I’m a poet first, and I always will be, and I think poetry is not just the oldest form of literature, but perhaps along with dance, like the primeval form of art, the thing which requires only our body, our voices. It doesn’t require literacy. It doesn’t require paper. It doesn’t require the printing press. It’s elemental. In its most ancient understanding, it’s like making that which did not yet exist. The poet is always seen beyond. There’s this idea that you climb up the ladder and then when you take a step where there is no wrong, and that’s when you have found poetry. Like that movement into that which is yet to become. And so this is behind everything.

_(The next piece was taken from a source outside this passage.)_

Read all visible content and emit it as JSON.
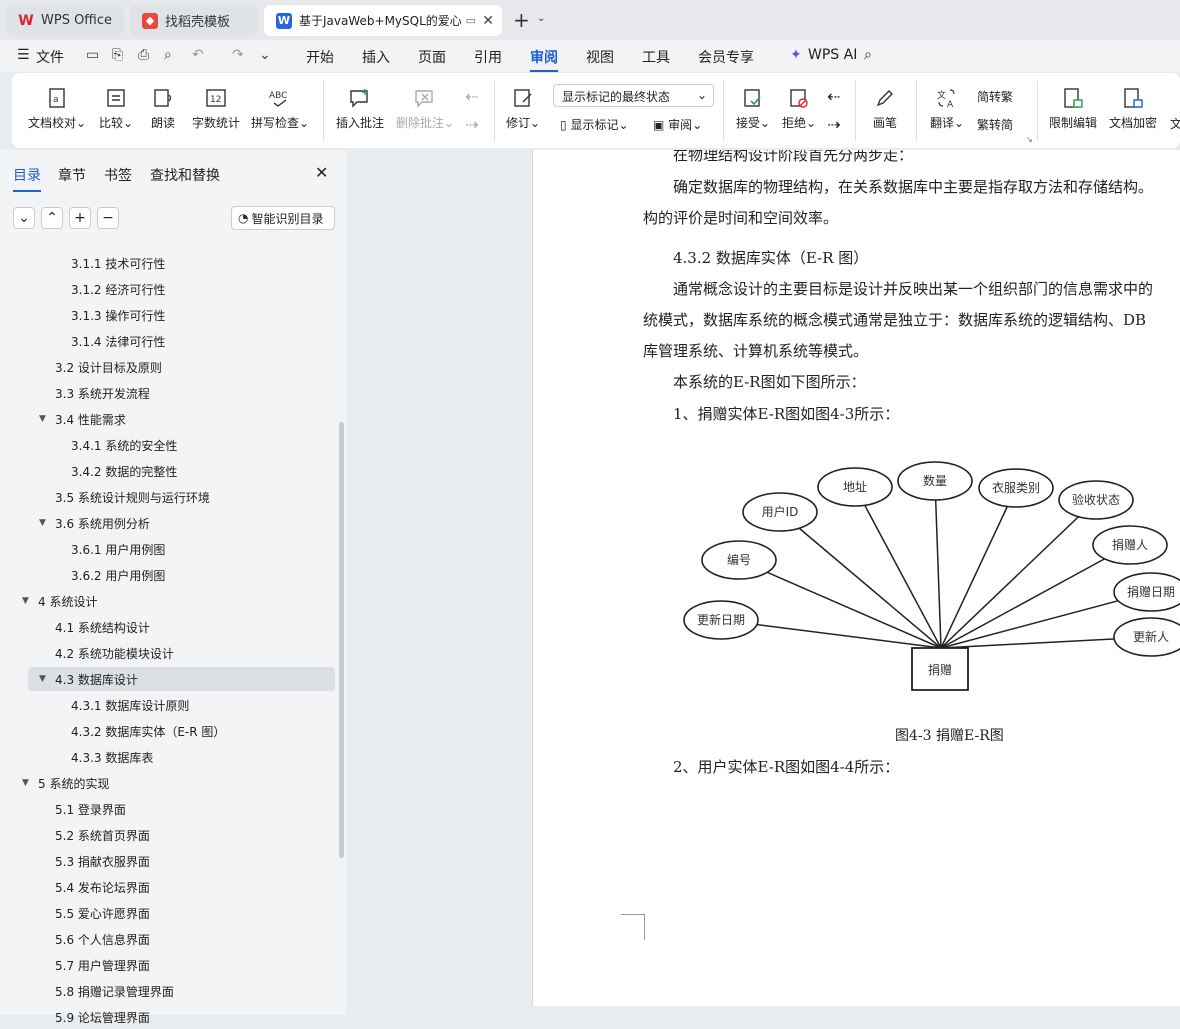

Behind all the writing there’s a way in which the more mature I get as a writer, I’m able to see when the poet is coming out. And when those other sorts of aspects of my writing practice get to dominate. I think it’s not seamless, and I think there’s a push-pull between them. There’s the sense in which I’m always cautious that the sort of essayistic or intellectual aspects, and my interpretation of the world, could eclipse that thing that I try to hold on to. The invention, and the lyricism that comes from the poet. But I suspect that this kind of push-pull, this passionate contentious relationship between various literary impulses, that it’s just the nature of being a writer, and perhaps in everybody else, too. If you look, you will see: ‘here’s when the poet emerges to invent or express’, ‘here is where the person who’s been reading philosophy emerges to bring the voice of reason or rationality into the discourse of the poet’.
The book you were going to present in Buenos Aires has been read as a poetic-political statement about being a woman in the US. A lot has changed since its publication in 2015, and I was wondering what are your thoughts on the path your home country took in recent years?
The strains of American culture that have emerged post 2016, sort of culminating in the reversal of Roe v Wade and the various attempts to suppress the LGBTQ community, all of these rightward swings culturally, have always been present in the United States. They come as no surprise. I grew up in the middle of Kansas, I grew up in the Reagan 80s, the land of would-be fascist right. Well, fascism is maybe even the wrong word because it’s like a particularly fundamentalist Christian authoritarian and pro-capitalist mode. And this has always been there. This is the ground of the United States. You combine this with US military interventions around the world, their destructive power outside, and then this latent authoritarianism does not surprise me. I’m not surprised when this kind of illiberalism shows up in the lives and in the culture, because I know what currents are underneath it. I think it surprises me more when we have little flashes or windows of progressive life in the United States, such as, let’s say, the presidency of Jimmy Carter in the 1970s, the New Deal in the 30s and 40s, like maybe three months of Obama before he became disappointing. Now, the good thing is that as much as there’s like that right word, Christian authoritarian culture in the United States, there’s an equal power of counter movements, subcultural impulses of weirdness, a creative and energetic oppositional power to these things.